┌─ Data to examine

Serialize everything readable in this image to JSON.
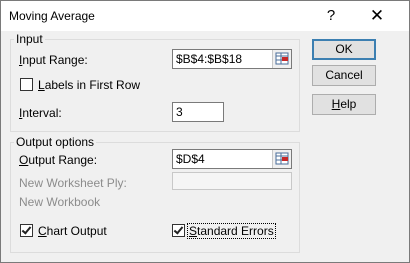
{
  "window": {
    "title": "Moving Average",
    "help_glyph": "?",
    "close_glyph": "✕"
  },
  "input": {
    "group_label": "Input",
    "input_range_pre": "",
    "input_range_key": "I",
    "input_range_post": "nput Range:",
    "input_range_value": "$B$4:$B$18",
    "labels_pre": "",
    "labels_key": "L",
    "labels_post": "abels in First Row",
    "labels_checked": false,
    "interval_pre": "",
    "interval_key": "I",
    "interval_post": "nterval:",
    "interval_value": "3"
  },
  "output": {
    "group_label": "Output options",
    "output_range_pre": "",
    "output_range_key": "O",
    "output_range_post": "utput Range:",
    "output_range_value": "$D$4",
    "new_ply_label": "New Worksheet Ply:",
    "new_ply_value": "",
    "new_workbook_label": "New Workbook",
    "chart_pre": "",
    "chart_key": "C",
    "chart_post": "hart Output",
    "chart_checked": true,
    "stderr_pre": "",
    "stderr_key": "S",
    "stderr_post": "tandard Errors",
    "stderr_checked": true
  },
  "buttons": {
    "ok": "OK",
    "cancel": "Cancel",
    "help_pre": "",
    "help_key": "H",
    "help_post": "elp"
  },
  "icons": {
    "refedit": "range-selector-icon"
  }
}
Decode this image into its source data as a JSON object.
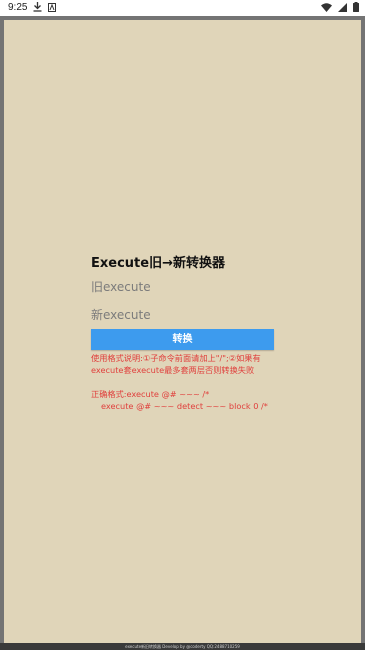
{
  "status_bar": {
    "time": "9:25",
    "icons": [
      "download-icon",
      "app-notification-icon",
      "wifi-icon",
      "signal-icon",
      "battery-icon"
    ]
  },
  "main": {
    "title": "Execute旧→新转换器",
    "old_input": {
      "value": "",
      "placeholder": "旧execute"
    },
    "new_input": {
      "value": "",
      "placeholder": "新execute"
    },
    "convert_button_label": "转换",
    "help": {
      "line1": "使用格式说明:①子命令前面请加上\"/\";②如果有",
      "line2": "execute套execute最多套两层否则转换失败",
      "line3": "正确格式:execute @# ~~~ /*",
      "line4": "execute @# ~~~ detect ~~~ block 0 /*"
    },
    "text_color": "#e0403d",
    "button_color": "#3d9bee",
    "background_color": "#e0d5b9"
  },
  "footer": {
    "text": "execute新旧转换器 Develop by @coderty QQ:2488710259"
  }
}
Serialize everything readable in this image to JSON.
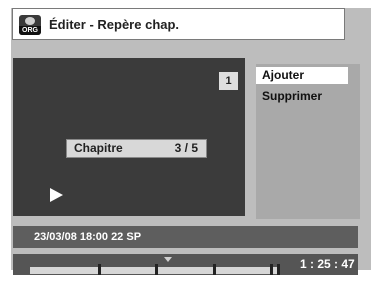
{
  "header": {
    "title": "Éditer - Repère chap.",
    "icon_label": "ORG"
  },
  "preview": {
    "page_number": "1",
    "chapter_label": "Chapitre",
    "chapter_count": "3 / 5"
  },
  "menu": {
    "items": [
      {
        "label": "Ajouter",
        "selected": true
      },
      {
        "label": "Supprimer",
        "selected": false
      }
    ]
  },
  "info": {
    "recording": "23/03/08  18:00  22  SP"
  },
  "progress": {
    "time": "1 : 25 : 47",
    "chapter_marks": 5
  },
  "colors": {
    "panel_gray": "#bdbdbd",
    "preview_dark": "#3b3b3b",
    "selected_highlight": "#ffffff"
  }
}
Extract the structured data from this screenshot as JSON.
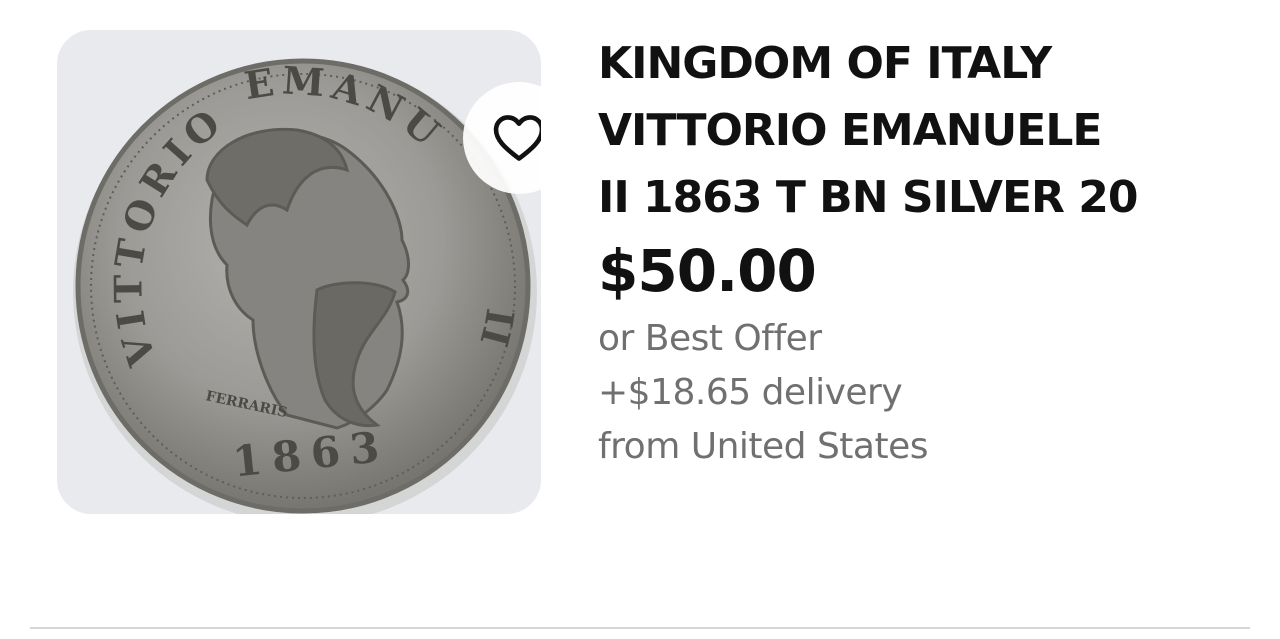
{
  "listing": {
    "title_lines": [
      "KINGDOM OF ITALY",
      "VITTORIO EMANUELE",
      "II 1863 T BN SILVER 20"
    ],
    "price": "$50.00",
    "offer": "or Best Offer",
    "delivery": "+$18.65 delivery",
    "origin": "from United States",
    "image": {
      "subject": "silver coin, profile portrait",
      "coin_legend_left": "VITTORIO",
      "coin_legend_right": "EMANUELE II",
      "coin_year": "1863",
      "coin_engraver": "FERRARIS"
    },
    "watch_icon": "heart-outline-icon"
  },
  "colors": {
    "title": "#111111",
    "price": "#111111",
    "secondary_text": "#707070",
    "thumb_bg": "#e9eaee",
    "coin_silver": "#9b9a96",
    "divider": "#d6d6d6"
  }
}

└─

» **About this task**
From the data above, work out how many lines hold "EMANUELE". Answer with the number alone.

» **Answer section**
2